== SUPPLIED RECORDS

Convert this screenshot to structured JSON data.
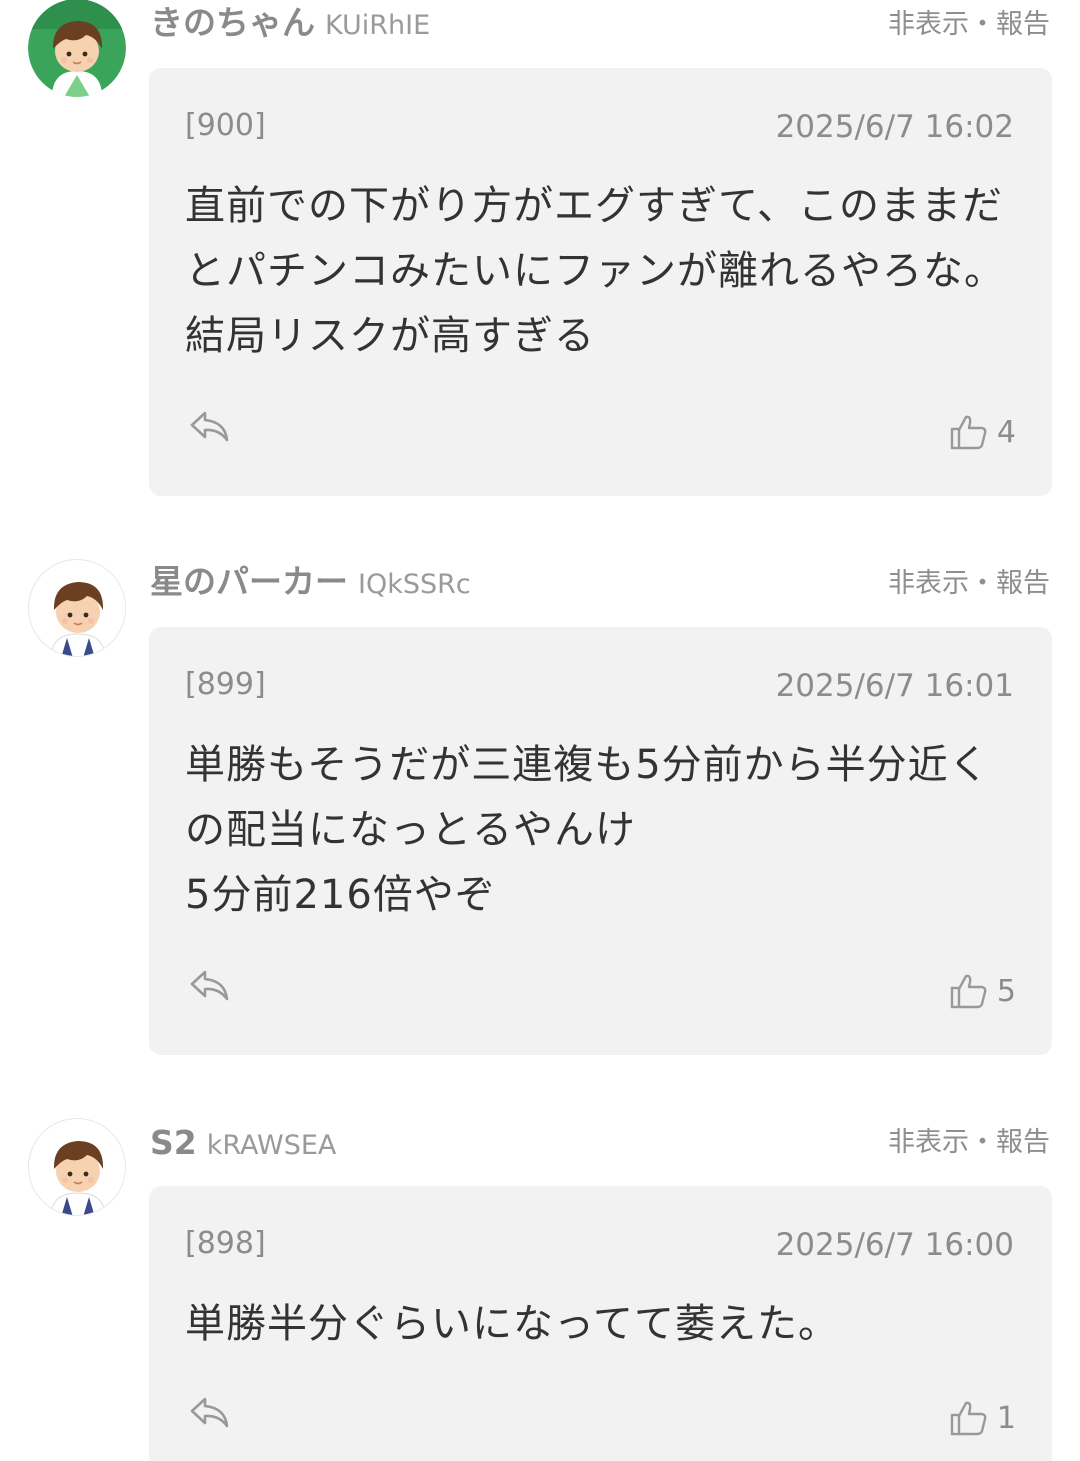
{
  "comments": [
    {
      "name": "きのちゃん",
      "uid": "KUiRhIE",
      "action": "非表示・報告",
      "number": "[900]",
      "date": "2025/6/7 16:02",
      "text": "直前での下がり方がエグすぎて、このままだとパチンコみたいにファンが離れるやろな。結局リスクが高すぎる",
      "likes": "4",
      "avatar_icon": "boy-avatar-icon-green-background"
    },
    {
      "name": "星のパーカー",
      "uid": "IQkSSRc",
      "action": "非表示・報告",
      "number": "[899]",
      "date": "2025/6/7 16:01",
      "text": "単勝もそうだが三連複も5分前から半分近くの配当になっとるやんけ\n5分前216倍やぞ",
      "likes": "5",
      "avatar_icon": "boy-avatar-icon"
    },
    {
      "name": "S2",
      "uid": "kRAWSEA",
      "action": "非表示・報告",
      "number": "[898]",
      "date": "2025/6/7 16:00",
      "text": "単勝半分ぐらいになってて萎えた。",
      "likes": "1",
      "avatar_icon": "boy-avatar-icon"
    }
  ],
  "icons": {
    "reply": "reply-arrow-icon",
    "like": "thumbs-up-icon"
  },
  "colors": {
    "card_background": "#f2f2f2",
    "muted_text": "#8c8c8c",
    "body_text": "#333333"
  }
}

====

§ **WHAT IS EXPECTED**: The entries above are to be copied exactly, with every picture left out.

§ **EXERCISE ANSWER**:
Convert this screenshot to structured JSON data.
{
  "comments": [
    {
      "name": "きのちゃん",
      "uid": "KUiRhIE",
      "action": "非表示・報告",
      "number": "[900]",
      "date": "2025/6/7 16:02",
      "text": "直前での下がり方がエグすぎて、このままだとパチンコみたいにファンが離れるやろな。結局リスクが高すぎる",
      "likes": "4",
      "avatar_icon": "boy-avatar-icon-green-background"
    },
    {
      "name": "星のパーカー",
      "uid": "IQkSSRc",
      "action": "非表示・報告",
      "number": "[899]",
      "date": "2025/6/7 16:01",
      "text": "単勝もそうだが三連複も5分前から半分近くの配当になっとるやんけ\n5分前216倍やぞ",
      "likes": "5",
      "avatar_icon": "boy-avatar-icon"
    },
    {
      "name": "S2",
      "uid": "kRAWSEA",
      "action": "非表示・報告",
      "number": "[898]",
      "date": "2025/6/7 16:00",
      "text": "単勝半分ぐらいになってて萎えた。",
      "likes": "1",
      "avatar_icon": "boy-avatar-icon"
    }
  ],
  "icons": {
    "reply": "reply-arrow-icon",
    "like": "thumbs-up-icon"
  },
  "colors": {
    "card_background": "#f2f2f2",
    "muted_text": "#8c8c8c",
    "body_text": "#333333"
  }
}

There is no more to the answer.